Dr. Umesh Jain is now exclusively responsible for TotallyADD.com and its content

Reply To: Dealing with the School System

Reply To: Dealing with the School System2013-11-08T18:25:48+00:00

The Forums Forums The Workplace School Dealing with the School System Reply To: Dealing with the School System


Post count: 363


I appreciate the support. Also, I think you’re right – to always put on the best personal presentation. I should do the whole “image consulting” thing on myself for the other aspects of my life, since obviously my public image, whatever it is, doesn’t work for me (as indicated by the hostility I seem to attract in public just for breathing outside).

The video “understanding learning disabilities” on YouTube (I think shutterbug mentioned this elsewhere but maybe it was someone else) with Rich Lavoie demonstrates for teachers, parents, & others what it’s like for kids in the classroom – although it is about LD and not ADHD or Aspergers, my guess is that the frustration for students is very similar)

If straight Cs are the best my son can do, I am really OK with that. In one class he’s actually gotten an A. I need to find out why.

I was able to find a couple of videos on the topic on Attention Talk Radio, which I recommend checking out in their archives for anyone who may be having this problem.

The main points I picked up:

1) Be diplomatic – obviously – but I also know that in the moment I have a limited ability to manage my emotions, and therefore might not be the best person to interface with the school (maybe my husband can be the point person – he’s better at that stuff, but I’m better at information collection and management). Thankfully I haven’t told anyone to go screw themselves yet! I need to let someone else handle meetings and correspondence – I can’t trust myself to remain calm.

2) Assume (or at least pretend) everyone has the kid’s best interests at heart.

3) Focus on what’s best for the kid, not on the personalities of the teachers, parents, or administrators.

4) Try to find out from the kid what works for him, what he needs, how he works best – maybe even try to get his suggestions about what does or doesn’t work for him. Notice what’s going on when things are working well.

5) The schools won’t do anything they don’t have to do – basically, the squeaky wheel gets the grease because of limited resources

6) Parents can request additional IEP meetings if the current plan isn’t working

7) It’s the adults in the situation who need to change, not the kid – so if the kid is having “behavioral problems” that means the plan isn’t working and needs to be changed. Don’t let adults expect the kid to change to support their needs, when they are supposed to change to support the kid.

8) Document everything (the IEP, conversations with teachers, etc) – that way if you need to go over the school district to get help, you’ll have records of what happened

As a parent with ADHD, it is frustrating that so much of the information about the legal aspects and administrative process are presented in a text-heavy, inaccessible way (even on websites that should know better, like CHADD’s or the National Resource Center – could the information made any more difficult to find or more confusing? I don’t understand why websites that are supposed to be to help people with ADHD are confusing jumbles of extraneous visual information with crazy links going off in all directions – and then when you have a simple question, they want you to read a 200 page e-book. Seriously, go figure).

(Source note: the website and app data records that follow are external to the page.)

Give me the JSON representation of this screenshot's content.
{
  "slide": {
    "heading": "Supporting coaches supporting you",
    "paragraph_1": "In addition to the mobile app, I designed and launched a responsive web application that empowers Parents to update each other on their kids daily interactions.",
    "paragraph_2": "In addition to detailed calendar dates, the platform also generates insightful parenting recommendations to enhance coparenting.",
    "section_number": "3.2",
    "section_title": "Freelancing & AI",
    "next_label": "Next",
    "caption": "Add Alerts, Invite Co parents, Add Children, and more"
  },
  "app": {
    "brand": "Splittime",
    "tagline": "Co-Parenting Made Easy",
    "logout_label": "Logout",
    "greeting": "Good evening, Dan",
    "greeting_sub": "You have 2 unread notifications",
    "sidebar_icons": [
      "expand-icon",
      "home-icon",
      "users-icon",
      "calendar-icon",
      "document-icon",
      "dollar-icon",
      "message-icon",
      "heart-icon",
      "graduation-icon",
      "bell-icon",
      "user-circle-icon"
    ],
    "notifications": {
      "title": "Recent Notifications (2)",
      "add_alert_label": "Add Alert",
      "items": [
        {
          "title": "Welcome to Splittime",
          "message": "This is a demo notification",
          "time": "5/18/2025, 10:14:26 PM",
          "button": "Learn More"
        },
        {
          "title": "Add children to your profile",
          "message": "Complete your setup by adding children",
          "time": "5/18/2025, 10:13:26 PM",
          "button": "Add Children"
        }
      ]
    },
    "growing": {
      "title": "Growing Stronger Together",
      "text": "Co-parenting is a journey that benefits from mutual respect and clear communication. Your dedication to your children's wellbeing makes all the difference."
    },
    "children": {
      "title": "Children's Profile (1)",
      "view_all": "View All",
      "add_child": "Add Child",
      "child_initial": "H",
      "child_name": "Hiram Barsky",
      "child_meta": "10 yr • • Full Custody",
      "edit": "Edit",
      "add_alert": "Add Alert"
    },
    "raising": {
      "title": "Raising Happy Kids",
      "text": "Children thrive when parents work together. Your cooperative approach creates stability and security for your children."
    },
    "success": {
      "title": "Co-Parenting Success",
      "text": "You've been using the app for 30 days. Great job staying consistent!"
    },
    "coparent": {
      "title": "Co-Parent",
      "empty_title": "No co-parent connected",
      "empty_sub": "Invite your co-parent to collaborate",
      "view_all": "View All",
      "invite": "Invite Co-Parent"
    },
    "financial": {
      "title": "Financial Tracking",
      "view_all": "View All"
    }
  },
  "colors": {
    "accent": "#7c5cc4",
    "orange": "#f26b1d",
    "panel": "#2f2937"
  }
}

Trying to learn how the system works and how to navigate it could take months. By the time I figure out, will my kid A) have dropped out; B) been incarcerated; or C) graduated at the bottom of his class?

Le sigh.